-- Opening Marker --

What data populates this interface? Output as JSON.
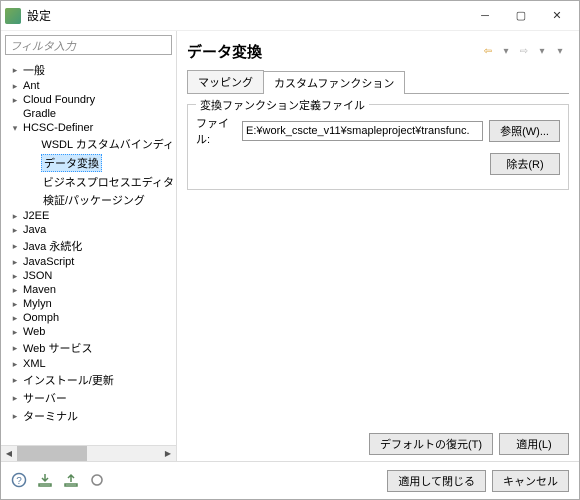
{
  "window": {
    "title": "設定"
  },
  "filter": {
    "placeholder": "フィルタ入力"
  },
  "tree": {
    "items": [
      {
        "label": "一般",
        "depth": 1,
        "chev": ">"
      },
      {
        "label": "Ant",
        "depth": 1,
        "chev": ">"
      },
      {
        "label": "Cloud Foundry",
        "depth": 1,
        "chev": ">"
      },
      {
        "label": "Gradle",
        "depth": 1,
        "chev": ""
      },
      {
        "label": "HCSC-Definer",
        "depth": 1,
        "chev": "v"
      },
      {
        "label": "WSDL カスタムバインディ",
        "depth": 2,
        "chev": ""
      },
      {
        "label": "データ変換",
        "depth": 2,
        "chev": "",
        "selected": true
      },
      {
        "label": "ビジネスプロセスエディタ",
        "depth": 2,
        "chev": ""
      },
      {
        "label": "検証/パッケージング",
        "depth": 2,
        "chev": ""
      },
      {
        "label": "J2EE",
        "depth": 1,
        "chev": ">"
      },
      {
        "label": "Java",
        "depth": 1,
        "chev": ">"
      },
      {
        "label": "Java 永続化",
        "depth": 1,
        "chev": ">"
      },
      {
        "label": "JavaScript",
        "depth": 1,
        "chev": ">"
      },
      {
        "label": "JSON",
        "depth": 1,
        "chev": ">"
      },
      {
        "label": "Maven",
        "depth": 1,
        "chev": ">"
      },
      {
        "label": "Mylyn",
        "depth": 1,
        "chev": ">"
      },
      {
        "label": "Oomph",
        "depth": 1,
        "chev": ">"
      },
      {
        "label": "Web",
        "depth": 1,
        "chev": ">"
      },
      {
        "label": "Web サービス",
        "depth": 1,
        "chev": ">"
      },
      {
        "label": "XML",
        "depth": 1,
        "chev": ">"
      },
      {
        "label": "インストール/更新",
        "depth": 1,
        "chev": ">"
      },
      {
        "label": "サーバー",
        "depth": 1,
        "chev": ">"
      },
      {
        "label": "ターミナル",
        "depth": 1,
        "chev": ">"
      }
    ]
  },
  "main": {
    "title": "データ変換",
    "tabs": {
      "mapping": "マッピング",
      "custom": "カスタムファンクション"
    },
    "group": {
      "legend": "変換ファンクション定義ファイル",
      "file_label": "ファイル:",
      "file_value": "E:¥work_cscte_v11¥smapleproject¥transfunc.",
      "browse": "参照(W)...",
      "remove": "除去(R)"
    },
    "buttons": {
      "restore": "デフォルトの復元(T)",
      "apply": "適用(L)"
    }
  },
  "footer": {
    "apply_close": "適用して閉じる",
    "cancel": "キャンセル"
  }
}
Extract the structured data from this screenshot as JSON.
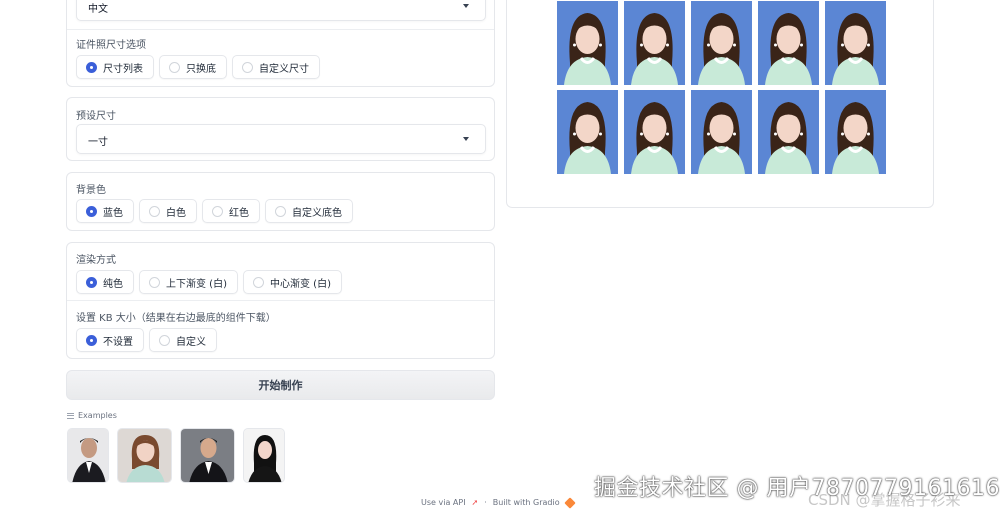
{
  "language": {
    "selected": "中文"
  },
  "size_options": {
    "label": "证件照尺寸选项",
    "options": [
      "尺寸列表",
      "只换底",
      "自定义尺寸"
    ],
    "selected_index": 0
  },
  "preset_size": {
    "label": "预设尺寸",
    "selected": "一寸"
  },
  "background": {
    "label": "背景色",
    "options": [
      "蓝色",
      "白色",
      "红色",
      "自定义底色"
    ],
    "selected_index": 0
  },
  "render": {
    "label": "渲染方式",
    "options": [
      "纯色",
      "上下渐变 (白)",
      "中心渐变 (白)"
    ],
    "selected_index": 0
  },
  "kb_size": {
    "label": "设置 KB 大小（结果在右边最底的组件下载）",
    "options": [
      "不设置",
      "自定义"
    ],
    "selected_index": 0
  },
  "start_button": "开始制作",
  "examples": {
    "label": "Examples",
    "count": 4
  },
  "result": {
    "photo_count": 10,
    "photo_bg": "#5b86d4"
  },
  "footer": {
    "api": "Use via API",
    "built": "Built with Gradio"
  },
  "watermark": "掘金技术社区 @ 用户7870779161616",
  "csdn_mark": "CSDN @掌握格子衫来",
  "colors": {
    "accent": "#3b5fd9",
    "photo_blue": "#5b86d4"
  }
}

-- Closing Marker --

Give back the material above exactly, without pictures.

What data populates this interface? Output as JSON.
{
  "window": {
    "title": "設定"
  },
  "filter": {
    "placeholder": "フィルタ入力"
  },
  "tree": {
    "items": [
      {
        "label": "一般",
        "depth": 1,
        "chev": ">"
      },
      {
        "label": "Ant",
        "depth": 1,
        "chev": ">"
      },
      {
        "label": "Cloud Foundry",
        "depth": 1,
        "chev": ">"
      },
      {
        "label": "Gradle",
        "depth": 1,
        "chev": ""
      },
      {
        "label": "HCSC-Definer",
        "depth": 1,
        "chev": "v"
      },
      {
        "label": "WSDL カスタムバインディ",
        "depth": 2,
        "chev": ""
      },
      {
        "label": "データ変換",
        "depth": 2,
        "chev": "",
        "selected": true
      },
      {
        "label": "ビジネスプロセスエディタ",
        "depth": 2,
        "chev": ""
      },
      {
        "label": "検証/パッケージング",
        "depth": 2,
        "chev": ""
      },
      {
        "label": "J2EE",
        "depth": 1,
        "chev": ">"
      },
      {
        "label": "Java",
        "depth": 1,
        "chev": ">"
      },
      {
        "label": "Java 永続化",
        "depth": 1,
        "chev": ">"
      },
      {
        "label": "JavaScript",
        "depth": 1,
        "chev": ">"
      },
      {
        "label": "JSON",
        "depth": 1,
        "chev": ">"
      },
      {
        "label": "Maven",
        "depth": 1,
        "chev": ">"
      },
      {
        "label": "Mylyn",
        "depth": 1,
        "chev": ">"
      },
      {
        "label": "Oomph",
        "depth": 1,
        "chev": ">"
      },
      {
        "label": "Web",
        "depth": 1,
        "chev": ">"
      },
      {
        "label": "Web サービス",
        "depth": 1,
        "chev": ">"
      },
      {
        "label": "XML",
        "depth": 1,
        "chev": ">"
      },
      {
        "label": "インストール/更新",
        "depth": 1,
        "chev": ">"
      },
      {
        "label": "サーバー",
        "depth": 1,
        "chev": ">"
      },
      {
        "label": "ターミナル",
        "depth": 1,
        "chev": ">"
      }
    ]
  },
  "main": {
    "title": "データ変換",
    "tabs": {
      "mapping": "マッピング",
      "custom": "カスタムファンクション"
    },
    "group": {
      "legend": "変換ファンクション定義ファイル",
      "file_label": "ファイル:",
      "file_value": "E:¥work_cscte_v11¥smapleproject¥transfunc.",
      "browse": "参照(W)...",
      "remove": "除去(R)"
    },
    "buttons": {
      "restore": "デフォルトの復元(T)",
      "apply": "適用(L)"
    }
  },
  "footer": {
    "apply_close": "適用して閉じる",
    "cancel": "キャンセル"
  }
}
Extract the structured data from this screenshot as JSON.
{
  "language": {
    "selected": "中文"
  },
  "size_options": {
    "label": "证件照尺寸选项",
    "options": [
      "尺寸列表",
      "只换底",
      "自定义尺寸"
    ],
    "selected_index": 0
  },
  "preset_size": {
    "label": "预设尺寸",
    "selected": "一寸"
  },
  "background": {
    "label": "背景色",
    "options": [
      "蓝色",
      "白色",
      "红色",
      "自定义底色"
    ],
    "selected_index": 0
  },
  "render": {
    "label": "渲染方式",
    "options": [
      "纯色",
      "上下渐变 (白)",
      "中心渐变 (白)"
    ],
    "selected_index": 0
  },
  "kb_size": {
    "label": "设置 KB 大小（结果在右边最底的组件下载）",
    "options": [
      "不设置",
      "自定义"
    ],
    "selected_index": 0
  },
  "start_button": "开始制作",
  "examples": {
    "label": "Examples",
    "count": 4
  },
  "result": {
    "photo_count": 10,
    "photo_bg": "#5b86d4"
  },
  "footer": {
    "api": "Use via API",
    "built": "Built with Gradio"
  },
  "watermark": "掘金技术社区 @ 用户7870779161616",
  "csdn_mark": "CSDN @掌握格子衫来",
  "colors": {
    "accent": "#3b5fd9",
    "photo_blue": "#5b86d4"
  }
}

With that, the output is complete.